• _Work instructions_: If a line in the records contains the string "Title", show that line.
☆ ☆ ☆
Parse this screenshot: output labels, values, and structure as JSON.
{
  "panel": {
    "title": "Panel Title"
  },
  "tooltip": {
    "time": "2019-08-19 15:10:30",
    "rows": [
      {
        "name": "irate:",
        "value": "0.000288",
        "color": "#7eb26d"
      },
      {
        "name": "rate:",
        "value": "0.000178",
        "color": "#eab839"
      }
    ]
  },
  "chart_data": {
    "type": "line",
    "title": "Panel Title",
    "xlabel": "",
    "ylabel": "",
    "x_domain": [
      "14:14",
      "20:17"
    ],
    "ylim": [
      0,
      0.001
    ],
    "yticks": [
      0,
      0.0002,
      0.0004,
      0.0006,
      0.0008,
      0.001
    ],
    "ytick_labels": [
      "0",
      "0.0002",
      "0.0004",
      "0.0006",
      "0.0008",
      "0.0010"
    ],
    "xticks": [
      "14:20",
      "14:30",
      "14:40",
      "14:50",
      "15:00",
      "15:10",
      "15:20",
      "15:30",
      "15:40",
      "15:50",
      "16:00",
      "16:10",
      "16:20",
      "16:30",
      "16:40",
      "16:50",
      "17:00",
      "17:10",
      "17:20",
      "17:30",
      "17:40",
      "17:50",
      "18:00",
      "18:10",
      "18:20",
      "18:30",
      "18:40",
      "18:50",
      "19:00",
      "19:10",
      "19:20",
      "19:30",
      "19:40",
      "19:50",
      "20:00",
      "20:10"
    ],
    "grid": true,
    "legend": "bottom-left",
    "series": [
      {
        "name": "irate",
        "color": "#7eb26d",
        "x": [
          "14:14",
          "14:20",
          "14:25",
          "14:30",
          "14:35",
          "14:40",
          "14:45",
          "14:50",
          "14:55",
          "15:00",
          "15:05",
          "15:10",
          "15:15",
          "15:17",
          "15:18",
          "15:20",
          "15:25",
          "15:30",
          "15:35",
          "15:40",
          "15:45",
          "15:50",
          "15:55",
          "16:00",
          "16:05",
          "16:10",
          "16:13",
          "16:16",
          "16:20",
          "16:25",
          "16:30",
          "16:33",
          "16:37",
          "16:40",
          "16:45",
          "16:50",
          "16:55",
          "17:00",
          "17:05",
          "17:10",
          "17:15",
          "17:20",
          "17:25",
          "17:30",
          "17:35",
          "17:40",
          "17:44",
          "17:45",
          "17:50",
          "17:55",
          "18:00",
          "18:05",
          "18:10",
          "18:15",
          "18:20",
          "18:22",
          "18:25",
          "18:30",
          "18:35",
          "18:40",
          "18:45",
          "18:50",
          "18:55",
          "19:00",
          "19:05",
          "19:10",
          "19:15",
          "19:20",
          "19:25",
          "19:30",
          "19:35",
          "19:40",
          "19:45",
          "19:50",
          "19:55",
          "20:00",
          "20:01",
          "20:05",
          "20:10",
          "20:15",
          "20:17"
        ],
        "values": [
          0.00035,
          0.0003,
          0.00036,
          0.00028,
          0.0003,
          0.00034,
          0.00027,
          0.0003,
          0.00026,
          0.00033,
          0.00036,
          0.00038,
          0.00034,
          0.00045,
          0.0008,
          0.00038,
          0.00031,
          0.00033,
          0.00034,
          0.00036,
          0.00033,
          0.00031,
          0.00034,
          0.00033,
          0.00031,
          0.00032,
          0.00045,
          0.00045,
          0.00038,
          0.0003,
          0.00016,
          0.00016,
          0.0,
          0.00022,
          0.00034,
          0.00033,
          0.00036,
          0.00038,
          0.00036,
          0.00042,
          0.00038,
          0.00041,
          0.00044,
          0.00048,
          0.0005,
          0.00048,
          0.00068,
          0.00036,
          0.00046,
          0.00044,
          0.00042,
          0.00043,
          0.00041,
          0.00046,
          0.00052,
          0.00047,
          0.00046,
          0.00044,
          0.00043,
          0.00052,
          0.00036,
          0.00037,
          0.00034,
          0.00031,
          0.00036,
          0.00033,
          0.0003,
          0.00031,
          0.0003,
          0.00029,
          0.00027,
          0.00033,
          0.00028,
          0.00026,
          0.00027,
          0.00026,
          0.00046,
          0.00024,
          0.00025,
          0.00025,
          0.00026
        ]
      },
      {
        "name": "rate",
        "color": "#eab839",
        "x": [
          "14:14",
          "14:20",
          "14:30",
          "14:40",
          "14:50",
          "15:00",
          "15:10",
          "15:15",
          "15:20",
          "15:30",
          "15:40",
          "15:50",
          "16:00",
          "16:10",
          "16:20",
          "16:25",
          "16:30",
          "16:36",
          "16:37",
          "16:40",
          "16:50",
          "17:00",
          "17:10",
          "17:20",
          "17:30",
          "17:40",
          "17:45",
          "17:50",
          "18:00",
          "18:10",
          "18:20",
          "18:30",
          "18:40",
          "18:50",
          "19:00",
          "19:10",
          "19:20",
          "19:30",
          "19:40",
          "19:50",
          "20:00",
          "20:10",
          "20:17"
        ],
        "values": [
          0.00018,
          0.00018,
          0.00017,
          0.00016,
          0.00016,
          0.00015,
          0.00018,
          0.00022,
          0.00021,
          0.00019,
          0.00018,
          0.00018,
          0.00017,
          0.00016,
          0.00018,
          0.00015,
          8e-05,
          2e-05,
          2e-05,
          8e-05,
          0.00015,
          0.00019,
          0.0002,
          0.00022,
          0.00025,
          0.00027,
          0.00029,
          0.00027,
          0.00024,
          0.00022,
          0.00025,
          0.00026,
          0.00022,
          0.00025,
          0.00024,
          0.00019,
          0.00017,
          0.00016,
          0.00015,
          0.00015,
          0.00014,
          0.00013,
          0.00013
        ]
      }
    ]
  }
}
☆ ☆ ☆
• _Result for this task_:
    "title": "Panel Title"
    "title": "Panel Title",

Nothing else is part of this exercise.